Signs Of Home Sewage Line Failure

If you live in an area where sewer lines are connected directly to your home, then you are lucky that you do not need to contend with a septic tank and the regular pumping that needs to take place every few years. However, you should understand that a sewer line can fail much like a septic system can. There are a variety of signs that indicate that your sewer line has a serious problem. Keep reading to learn about these signs so that a sewer inspection can be scheduled as soon as possible with your local plumber. 

Changes in Your Lawn


If you see a sudden indentation in your lawn that forms towards the front of your home, then this may be a sign that your sewer line has broken. When the sewer line breaks, the pipe itself may shift to the side and allow the earth to fall into the space. Also, as the sewer line releases water, the soil will likely become quite wet.

Soil is generally made out of sand, clay, silt, and organic matter.
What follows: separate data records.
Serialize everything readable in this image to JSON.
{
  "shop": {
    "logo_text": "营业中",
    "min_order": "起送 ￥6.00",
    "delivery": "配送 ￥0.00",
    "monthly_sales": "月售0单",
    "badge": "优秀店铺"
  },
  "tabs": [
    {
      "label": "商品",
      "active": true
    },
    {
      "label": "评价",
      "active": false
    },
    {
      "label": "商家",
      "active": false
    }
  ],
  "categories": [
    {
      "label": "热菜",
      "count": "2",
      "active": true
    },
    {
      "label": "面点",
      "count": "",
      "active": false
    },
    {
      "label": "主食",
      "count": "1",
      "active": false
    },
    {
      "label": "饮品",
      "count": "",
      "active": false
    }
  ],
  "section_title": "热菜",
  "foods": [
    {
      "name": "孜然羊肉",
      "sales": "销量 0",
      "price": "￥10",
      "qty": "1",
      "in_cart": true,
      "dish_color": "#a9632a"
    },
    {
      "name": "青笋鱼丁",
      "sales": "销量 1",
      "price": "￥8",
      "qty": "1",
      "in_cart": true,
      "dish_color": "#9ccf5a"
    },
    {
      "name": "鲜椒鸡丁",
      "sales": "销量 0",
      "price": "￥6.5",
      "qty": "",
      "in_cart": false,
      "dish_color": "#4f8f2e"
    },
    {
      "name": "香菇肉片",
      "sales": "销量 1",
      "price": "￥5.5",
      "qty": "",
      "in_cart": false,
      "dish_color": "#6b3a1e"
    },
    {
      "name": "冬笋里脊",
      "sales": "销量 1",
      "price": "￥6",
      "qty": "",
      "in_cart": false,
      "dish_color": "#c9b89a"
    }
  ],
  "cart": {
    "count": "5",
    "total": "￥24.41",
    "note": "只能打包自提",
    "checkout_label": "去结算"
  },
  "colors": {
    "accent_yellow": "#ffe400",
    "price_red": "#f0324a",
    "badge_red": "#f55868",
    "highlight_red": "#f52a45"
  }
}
Most of the materials that make up the soil are formed from very small particles that will stick together more firmly the more saturated they become. This causes compression and so does the weight of the soil as water is absorbed. Eventually, the indentation may also seem to appear wet too, where water pools in the area. This happens when the soil has become so saturated with water that the fluid will move up to the surface of your property where it can escape.

Green and Brown Grass

Not only will you see a slight indentation in your lawn, but you will probably see grass and other plants that are noticeably greener with more significant growth. Sewage contains a great deal of nitrogen, just like many of the commercial fertilizers sold on the market. Once you see the green growth, you may also see a patch of brown grass forming over time.

Too much nitrogen will actually burn the grass. This is one reason why you are not supposed to put too much fertilizer on your lawn. If you do see these brown spots, then the issue is serious since the lawn is likely being exposed to constant and high levels of sewage. Contact a plumbing specialist immediately. You may need to invest in the installation of a brand new sewage line within a timely manner.

Sluggish Drainage

It may make sense that a clogged sewage line will cause slow drainage in the home. However, it may not make sense that the same issue will occur when the sewage line breaks and releases a great deal of water and sewage through the break and also through the rest of the sewage line. However, your drainage system will rely on suction to help pull the wastes away from your home. This suction is most significant along the sewage line since it is a closed system. Also, the sewage pipes will be large lines that help to pull the wastes downward towards the much larger sanitary sewer system that runs along your street. 

When the sewage line breaks, the suction is disrupted and air is introduced to the line that may push back the other way against the waste. This will result in drainage that appears sluggish all throughout the home. You are likely to see the worst problems coming from your toilet, since this part of the drainage system relies the most heavily on suction to move large pieces of waste. 

If you notice changes in your lawn or sluggish drainage throughout the home, then it is wise to contact a plumber to complete a sewage inspection. This way, the damage can be found and fixes can be performed so you can use your drainage system normally again.